Northwestern has appeared in nine bowl games, finished ranked in the AP poll four times, posted three 10-win seasons and won a division title in Fitzgerald’s 13 seasons as head coach. Having that much success at a place like Northwestern for that period of time is really remarkable. And with new facilities and an uptick in recruiting following the 2018 season, there’s no reason to believe the Wildcats won’t continue their winning ways moving forward. Not many coaches in the country could do what Fitzgerald has accomplished in Evanston.
4. Kirk Ferentz, Iowa

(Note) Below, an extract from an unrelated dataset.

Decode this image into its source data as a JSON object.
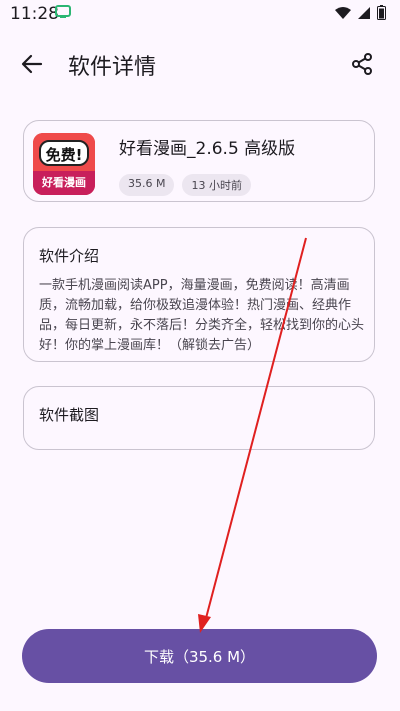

Ferentz has been a pillar of consistency in the B1G for over 20 years now. Iowa has appeared in 17 bowl games over 21 seasons and owns a 9-8 record in the postseason. The Hawkeyes have hit the double-digit win total six times, have won two B1G titles and were the West champs in 2015. Iowa has also won at least eight games each of the last five years and six of the last seven seasons. Plus, Ferentz is almost always good to pull off a remarkable upset at least once per season. Ferentz is considered to be an old-school coach who preaches fundamentals, and even though the game has changed over the last two decades, Iowa has continued to win at a high level.
3. Ryan Day, Ohio State

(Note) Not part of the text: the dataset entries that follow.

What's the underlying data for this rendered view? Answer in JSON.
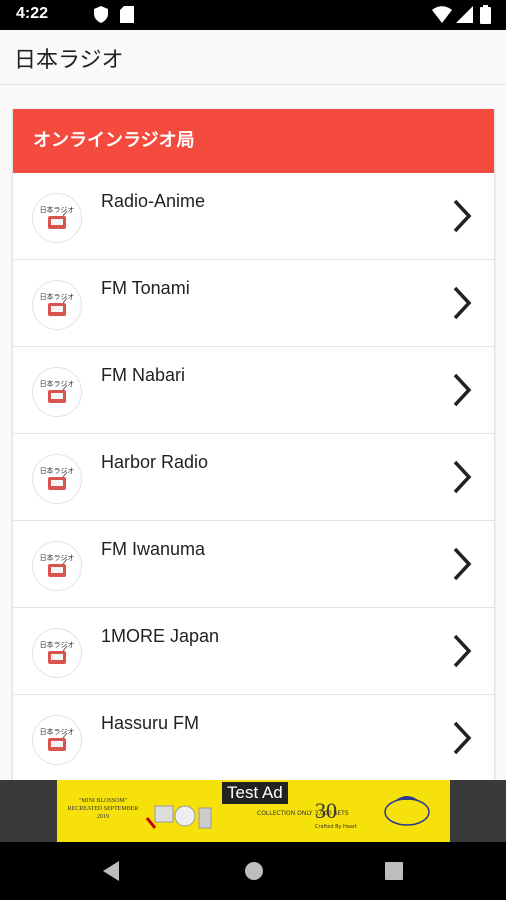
{
  "status_bar": {
    "time": "4:22"
  },
  "app_bar": {
    "title": "日本ラジオ"
  },
  "card": {
    "header": "オンラインラジオ局",
    "stations": [
      {
        "name": "Radio-Anime"
      },
      {
        "name": "FM Tonami"
      },
      {
        "name": "FM Nabari"
      },
      {
        "name": "Harbor Radio"
      },
      {
        "name": "FM Iwanuma"
      },
      {
        "name": "1MORE Japan"
      },
      {
        "name": "Hassuru FM"
      }
    ],
    "logo_text": "日本ラジオ"
  },
  "ad": {
    "badge": "Test Ad",
    "left_text": "\"MINI BLOSSOM\" RECREATED SEPTEMBER 2019",
    "collection_text": "COLLECTION ONLY 3,000 SETS",
    "number_30": "30",
    "crafted": "Crafted By Heart"
  },
  "colors": {
    "header": "#f44b3e",
    "ad": "#f6e10b"
  }
}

You can argue that Day belongs in the No. 1 or No. 2 spots on this list, based on what he did at Ohio State as a first-year head coach. Going 13-1, winning a B1G title, producing two Heisman finalists and coming so close to a national championship are unbelievable accomplishments. Recruiting is at an even higher level than it was under Urban Meyer, which is incredible. But it is only one season. If Ohio State replicates its success this fall, then Day could easily jump up two spots to No. 1.
2. Paul Chryst, Wisconsin
Chryst might be the most underrated head coach in college football right now. He’s won 10 games or more in four of his first five seasons at Wisconsin, guided the Badgers to three B1G Championship Game appearances and owns a 52-16 record during his time in Madison. Sure, Wisconsin has fallen short all three times in Indianapolis, but hitting 10 wins nearly every season is no small accomplishment. To maintain his spot, Chryst is going to have to capitalize on a B1G Championship Game trip, but having Wisconsin in the national spotlight essentially every season should be applauded.
1. James Franklin, Penn State
It took a few years for Franklin to get things rolling at Penn State, but once the Nittany Lions won the B1G title in 2016, they really haven’t slowed down. No, they haven’t been able to make a return trip to Indianapolis, but they have hit 11 wins in three of the last four seasons, have continued to land highly-ranked recruiting classes and have returned to college football’s upper echelon. Not too shabby for a program that was once considered a “has been” following the Joe Paterno era. Franklin will have a great shot to win his second conference title in 2020, and if that happens, he’ll solidify his spot atop this list for another year.